__Exercise material__.
-- -- --

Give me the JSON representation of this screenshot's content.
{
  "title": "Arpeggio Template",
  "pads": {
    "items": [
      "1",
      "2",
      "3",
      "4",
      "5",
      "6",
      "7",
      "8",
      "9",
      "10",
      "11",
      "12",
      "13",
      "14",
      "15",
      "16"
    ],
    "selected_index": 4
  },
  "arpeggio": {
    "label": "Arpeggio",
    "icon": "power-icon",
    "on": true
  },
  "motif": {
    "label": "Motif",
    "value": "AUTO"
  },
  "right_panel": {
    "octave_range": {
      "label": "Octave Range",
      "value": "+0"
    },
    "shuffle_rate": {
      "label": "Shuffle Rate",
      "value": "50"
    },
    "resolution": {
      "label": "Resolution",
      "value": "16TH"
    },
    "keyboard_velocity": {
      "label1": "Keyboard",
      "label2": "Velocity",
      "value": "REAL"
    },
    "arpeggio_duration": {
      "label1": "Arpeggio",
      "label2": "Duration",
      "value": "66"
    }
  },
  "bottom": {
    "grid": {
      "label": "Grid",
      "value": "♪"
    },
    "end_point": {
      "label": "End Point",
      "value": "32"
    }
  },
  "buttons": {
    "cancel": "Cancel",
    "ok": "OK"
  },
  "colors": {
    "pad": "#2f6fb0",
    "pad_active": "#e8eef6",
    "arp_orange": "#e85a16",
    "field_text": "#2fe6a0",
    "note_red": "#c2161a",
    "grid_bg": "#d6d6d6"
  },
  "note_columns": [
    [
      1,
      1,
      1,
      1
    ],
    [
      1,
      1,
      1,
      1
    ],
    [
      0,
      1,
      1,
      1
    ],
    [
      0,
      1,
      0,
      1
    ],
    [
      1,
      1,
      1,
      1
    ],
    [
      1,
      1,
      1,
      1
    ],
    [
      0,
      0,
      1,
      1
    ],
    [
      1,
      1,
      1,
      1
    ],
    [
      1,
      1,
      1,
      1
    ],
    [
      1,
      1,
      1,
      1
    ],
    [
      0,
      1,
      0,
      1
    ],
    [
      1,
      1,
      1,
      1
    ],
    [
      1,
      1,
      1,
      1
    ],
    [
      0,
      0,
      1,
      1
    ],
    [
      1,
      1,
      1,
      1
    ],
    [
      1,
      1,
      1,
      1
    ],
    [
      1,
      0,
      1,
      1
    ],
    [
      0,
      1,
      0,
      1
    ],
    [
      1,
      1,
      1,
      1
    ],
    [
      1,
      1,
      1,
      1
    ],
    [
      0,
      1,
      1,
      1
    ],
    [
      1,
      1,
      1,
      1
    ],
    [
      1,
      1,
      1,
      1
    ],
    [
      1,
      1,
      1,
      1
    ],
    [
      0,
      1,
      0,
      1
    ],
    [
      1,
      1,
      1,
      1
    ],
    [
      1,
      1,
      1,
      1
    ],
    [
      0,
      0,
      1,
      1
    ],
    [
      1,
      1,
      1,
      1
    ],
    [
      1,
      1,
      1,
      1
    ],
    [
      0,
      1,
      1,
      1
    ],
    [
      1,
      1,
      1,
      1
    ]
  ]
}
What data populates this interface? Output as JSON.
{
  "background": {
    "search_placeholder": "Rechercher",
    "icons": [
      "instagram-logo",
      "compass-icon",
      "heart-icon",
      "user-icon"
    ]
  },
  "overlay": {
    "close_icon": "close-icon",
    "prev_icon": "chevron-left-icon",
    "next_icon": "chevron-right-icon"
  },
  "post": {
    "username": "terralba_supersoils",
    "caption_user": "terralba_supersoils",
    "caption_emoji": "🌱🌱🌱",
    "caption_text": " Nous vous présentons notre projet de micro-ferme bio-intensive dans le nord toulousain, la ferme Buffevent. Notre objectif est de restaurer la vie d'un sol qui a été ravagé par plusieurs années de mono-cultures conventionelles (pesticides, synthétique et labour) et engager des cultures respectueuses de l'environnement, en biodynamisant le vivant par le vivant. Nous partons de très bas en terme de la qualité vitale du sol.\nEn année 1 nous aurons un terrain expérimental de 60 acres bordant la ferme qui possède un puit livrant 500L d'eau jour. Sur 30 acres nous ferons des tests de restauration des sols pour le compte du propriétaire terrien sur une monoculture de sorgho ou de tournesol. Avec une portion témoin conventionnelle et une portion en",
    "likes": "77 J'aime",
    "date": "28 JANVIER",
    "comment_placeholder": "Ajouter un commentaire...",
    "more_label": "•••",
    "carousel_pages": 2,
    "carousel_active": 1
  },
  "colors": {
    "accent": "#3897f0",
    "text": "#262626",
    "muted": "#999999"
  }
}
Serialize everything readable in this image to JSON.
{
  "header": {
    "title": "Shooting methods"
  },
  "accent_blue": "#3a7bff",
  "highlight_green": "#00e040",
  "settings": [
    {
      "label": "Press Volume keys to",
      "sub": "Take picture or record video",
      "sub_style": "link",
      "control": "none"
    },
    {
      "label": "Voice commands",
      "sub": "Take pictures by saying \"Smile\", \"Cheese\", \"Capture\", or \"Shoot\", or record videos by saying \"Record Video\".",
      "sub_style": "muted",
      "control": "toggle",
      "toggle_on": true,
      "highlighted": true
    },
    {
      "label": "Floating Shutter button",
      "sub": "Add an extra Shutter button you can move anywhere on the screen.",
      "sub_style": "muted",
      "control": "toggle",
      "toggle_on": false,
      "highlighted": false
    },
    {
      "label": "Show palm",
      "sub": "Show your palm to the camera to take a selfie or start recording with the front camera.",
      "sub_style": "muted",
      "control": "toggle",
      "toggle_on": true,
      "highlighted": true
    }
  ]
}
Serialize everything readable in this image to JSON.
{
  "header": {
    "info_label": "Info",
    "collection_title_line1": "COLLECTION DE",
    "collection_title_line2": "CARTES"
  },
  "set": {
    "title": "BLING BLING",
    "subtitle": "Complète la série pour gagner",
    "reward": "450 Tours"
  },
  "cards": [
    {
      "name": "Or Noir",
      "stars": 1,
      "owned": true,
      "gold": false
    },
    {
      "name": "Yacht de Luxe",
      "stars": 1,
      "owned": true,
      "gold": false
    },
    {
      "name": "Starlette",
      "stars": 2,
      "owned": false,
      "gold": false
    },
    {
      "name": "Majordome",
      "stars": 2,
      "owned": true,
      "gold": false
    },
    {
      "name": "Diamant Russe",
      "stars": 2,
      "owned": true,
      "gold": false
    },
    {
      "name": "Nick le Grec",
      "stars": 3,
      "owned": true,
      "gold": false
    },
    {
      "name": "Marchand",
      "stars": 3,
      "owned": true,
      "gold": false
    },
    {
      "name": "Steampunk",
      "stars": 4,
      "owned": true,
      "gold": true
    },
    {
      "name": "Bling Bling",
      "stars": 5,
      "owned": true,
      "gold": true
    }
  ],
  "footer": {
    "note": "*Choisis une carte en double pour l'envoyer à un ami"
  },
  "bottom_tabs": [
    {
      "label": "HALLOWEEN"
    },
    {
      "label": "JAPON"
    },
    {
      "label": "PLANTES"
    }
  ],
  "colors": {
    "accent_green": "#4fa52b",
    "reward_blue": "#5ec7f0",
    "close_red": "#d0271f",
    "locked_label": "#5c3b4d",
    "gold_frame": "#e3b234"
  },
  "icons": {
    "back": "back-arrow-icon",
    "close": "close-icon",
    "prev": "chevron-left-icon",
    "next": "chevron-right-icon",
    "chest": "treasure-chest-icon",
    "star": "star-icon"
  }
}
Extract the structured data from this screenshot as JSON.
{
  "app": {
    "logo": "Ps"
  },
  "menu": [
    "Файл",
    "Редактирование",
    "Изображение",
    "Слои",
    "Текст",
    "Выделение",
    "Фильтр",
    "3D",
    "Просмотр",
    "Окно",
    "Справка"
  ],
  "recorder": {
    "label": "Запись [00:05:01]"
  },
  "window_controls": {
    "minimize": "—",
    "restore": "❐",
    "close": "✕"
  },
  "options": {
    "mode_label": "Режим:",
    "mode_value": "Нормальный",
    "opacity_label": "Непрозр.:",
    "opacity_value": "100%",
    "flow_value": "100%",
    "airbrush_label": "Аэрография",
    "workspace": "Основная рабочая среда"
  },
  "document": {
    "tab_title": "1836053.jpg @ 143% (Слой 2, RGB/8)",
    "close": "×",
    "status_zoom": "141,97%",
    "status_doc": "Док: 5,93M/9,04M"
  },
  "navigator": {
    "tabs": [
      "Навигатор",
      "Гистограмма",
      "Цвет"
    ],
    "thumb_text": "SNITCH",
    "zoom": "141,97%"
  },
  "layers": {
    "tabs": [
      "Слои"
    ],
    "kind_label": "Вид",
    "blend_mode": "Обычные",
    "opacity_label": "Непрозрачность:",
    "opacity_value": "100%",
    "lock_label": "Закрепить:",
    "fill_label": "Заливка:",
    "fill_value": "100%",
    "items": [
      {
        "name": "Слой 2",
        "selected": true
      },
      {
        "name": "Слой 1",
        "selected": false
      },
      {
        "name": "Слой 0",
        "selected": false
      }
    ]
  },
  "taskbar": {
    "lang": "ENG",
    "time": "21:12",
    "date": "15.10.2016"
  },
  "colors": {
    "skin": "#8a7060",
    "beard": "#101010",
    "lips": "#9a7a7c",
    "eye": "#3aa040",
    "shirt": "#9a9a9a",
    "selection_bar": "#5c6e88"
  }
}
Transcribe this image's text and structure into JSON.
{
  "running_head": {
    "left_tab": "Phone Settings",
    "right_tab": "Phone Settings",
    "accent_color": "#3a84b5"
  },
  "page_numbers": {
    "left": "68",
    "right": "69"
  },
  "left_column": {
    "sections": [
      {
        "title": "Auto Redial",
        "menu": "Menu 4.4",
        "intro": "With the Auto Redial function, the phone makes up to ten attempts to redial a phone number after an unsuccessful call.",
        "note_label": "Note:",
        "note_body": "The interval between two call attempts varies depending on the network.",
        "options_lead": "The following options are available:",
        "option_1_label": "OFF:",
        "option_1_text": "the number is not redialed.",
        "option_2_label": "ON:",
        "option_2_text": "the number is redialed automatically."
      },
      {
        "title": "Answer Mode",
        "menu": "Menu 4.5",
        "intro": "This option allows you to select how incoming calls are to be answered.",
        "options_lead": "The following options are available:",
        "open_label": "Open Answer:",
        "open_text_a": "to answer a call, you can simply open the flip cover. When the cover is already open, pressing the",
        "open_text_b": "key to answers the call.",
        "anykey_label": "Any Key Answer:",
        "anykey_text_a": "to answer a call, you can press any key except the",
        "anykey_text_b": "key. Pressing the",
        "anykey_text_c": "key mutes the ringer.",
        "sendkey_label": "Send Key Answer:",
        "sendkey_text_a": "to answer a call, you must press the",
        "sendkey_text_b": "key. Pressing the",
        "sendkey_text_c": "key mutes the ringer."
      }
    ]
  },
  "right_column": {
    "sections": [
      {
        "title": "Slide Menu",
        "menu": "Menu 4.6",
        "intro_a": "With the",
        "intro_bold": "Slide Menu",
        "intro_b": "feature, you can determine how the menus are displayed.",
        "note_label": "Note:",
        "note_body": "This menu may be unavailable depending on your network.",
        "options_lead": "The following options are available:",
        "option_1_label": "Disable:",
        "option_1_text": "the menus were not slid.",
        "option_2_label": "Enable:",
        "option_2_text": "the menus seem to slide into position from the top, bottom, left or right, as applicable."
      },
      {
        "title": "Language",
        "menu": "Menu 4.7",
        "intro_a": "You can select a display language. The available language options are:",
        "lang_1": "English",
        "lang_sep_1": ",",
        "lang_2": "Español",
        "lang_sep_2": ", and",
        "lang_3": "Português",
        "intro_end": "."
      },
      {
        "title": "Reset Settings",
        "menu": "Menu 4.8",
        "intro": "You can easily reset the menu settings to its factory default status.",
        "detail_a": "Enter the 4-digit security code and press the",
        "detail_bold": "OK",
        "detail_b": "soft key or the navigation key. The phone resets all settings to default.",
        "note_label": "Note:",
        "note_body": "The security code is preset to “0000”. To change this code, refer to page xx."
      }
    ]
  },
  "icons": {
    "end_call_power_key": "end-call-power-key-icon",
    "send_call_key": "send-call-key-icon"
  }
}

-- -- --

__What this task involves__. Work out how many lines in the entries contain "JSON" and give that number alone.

__Exercise answer__. 6